The so-called “Dignity in Pay Act” in House Bill 793 would require all workers to be paid the state minimum wage over time and would phase out 14(c) exemptions. Workers with developmental disabilities have been paid less than the state’s minimum wage for years, and some Democratic lawmakers said it is time to eliminate the sub-minimum wage.

The 14(c) program has been in place since 1938. At that time, Section 14(c) provided workers with disabilities a wage floor of 75% of the federal minimum wage.
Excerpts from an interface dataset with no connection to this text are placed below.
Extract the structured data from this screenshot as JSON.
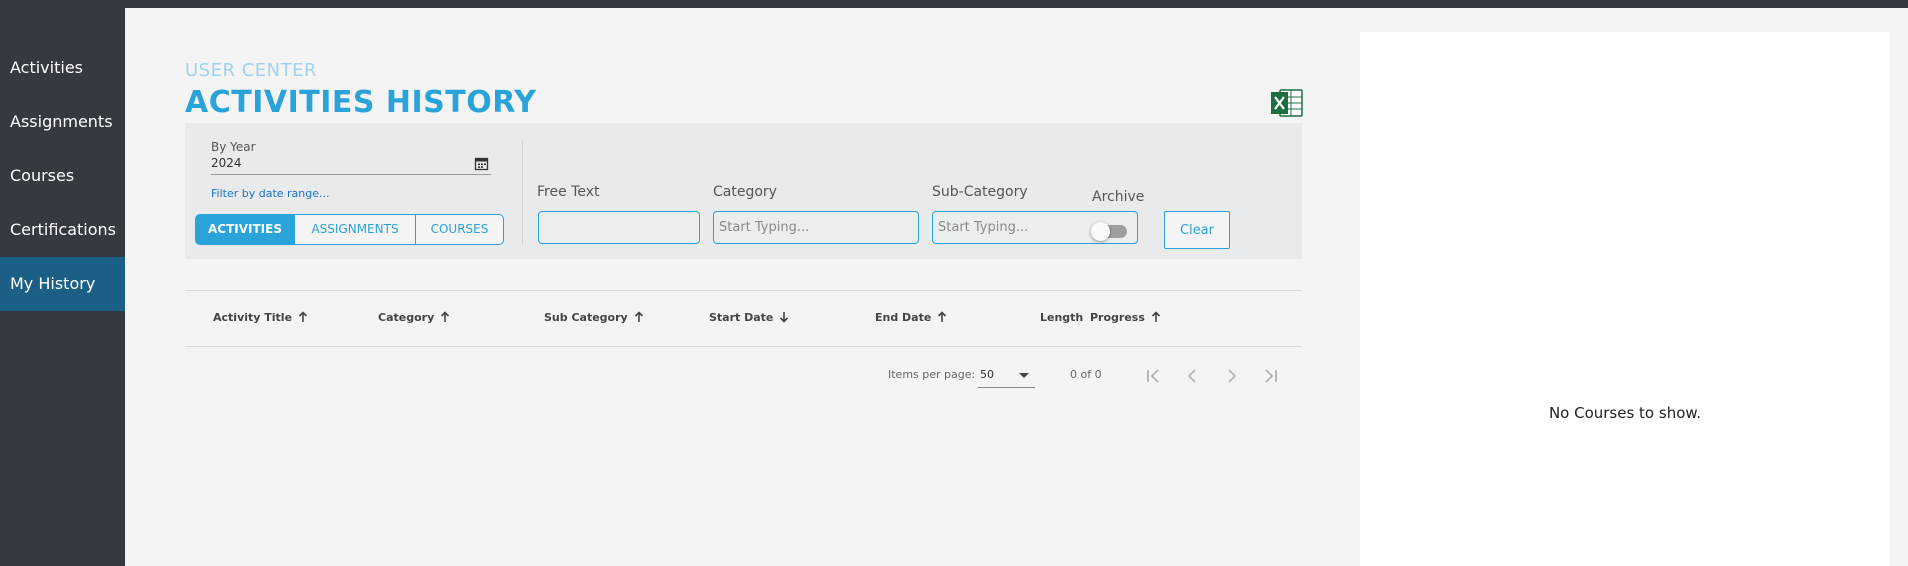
{
  "sidebar": {
    "items": [
      {
        "label": "Activities",
        "active": false
      },
      {
        "label": "Assignments",
        "active": false
      },
      {
        "label": "Courses",
        "active": false
      },
      {
        "label": "Certifications",
        "active": false
      },
      {
        "label": "My History",
        "active": true
      }
    ]
  },
  "header": {
    "eyebrow": "USER CENTER",
    "title": "ACTIVITIES HISTORY",
    "export_icon": "excel-icon"
  },
  "filters": {
    "year_label": "By Year",
    "year_value": "2024",
    "date_range_link": "Filter by date range...",
    "type_tabs": [
      "ACTIVITIES",
      "ASSIGNMENTS",
      "COURSES"
    ],
    "selected_type": "ACTIVITIES",
    "free_text_label": "Free Text",
    "free_text_value": "",
    "category_label": "Category",
    "category_placeholder": "Start Typing...",
    "subcategory_label": "Sub-Category",
    "subcategory_placeholder": "Start Typing...",
    "archive_label": "Archive",
    "archive_on": false,
    "clear_label": "Clear"
  },
  "table": {
    "columns": [
      {
        "label": "Activity Title",
        "sort": "asc"
      },
      {
        "label": "Category",
        "sort": "asc"
      },
      {
        "label": "Sub Category",
        "sort": "asc"
      },
      {
        "label": "Start Date",
        "sort": "desc"
      },
      {
        "label": "End Date",
        "sort": "asc"
      },
      {
        "label": "Length",
        "sort": "none"
      },
      {
        "label": "Progress",
        "sort": "asc"
      }
    ],
    "rows": []
  },
  "pagination": {
    "items_per_page_label": "Items per page:",
    "items_per_page": "50",
    "range": "0 of 0"
  },
  "right_panel": {
    "empty_message": "No Courses to show."
  },
  "colors": {
    "sidebar_bg": "#343a40",
    "active_nav": "#1b5f86",
    "accent": "#29a3da",
    "excel_green": "#1d6f42"
  }
}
In 1966, the wage floor was reduced to 50% of the federal minimum wage.

State Rep. Charlie Meier, R-Okawville, who has been a vocal critic of the measure, was joined in Springfield by disabled workers and their families who oppose the proposal.

“We don’t want to be back here next year with this group with 70 to 80% of them not having a job,” said Meier.

Other Republicans have argued that local manufacturers and businesses hire people with developmental disabilities as a form of charity which would end after raising the subminimum wage.

“The question of equal pay is a social justice issue, and if an employee fits talent and meets the job requirements, they should be paid equal wages,” La Shawn Ford told The Center Square last November.

The bill failed to pass last year but may come up for another vote this spring.

Meier said adult day cares and day programs are expensive and the workers would lose the dignity of having a job.

“They’re proud, they’re happy, they’re proud of their paycheck,” said Meier. “They want that paycheck but a lot of them don’t cash it because they don’t want the money but they want the paycheck, they want that honor, they want that dignity.”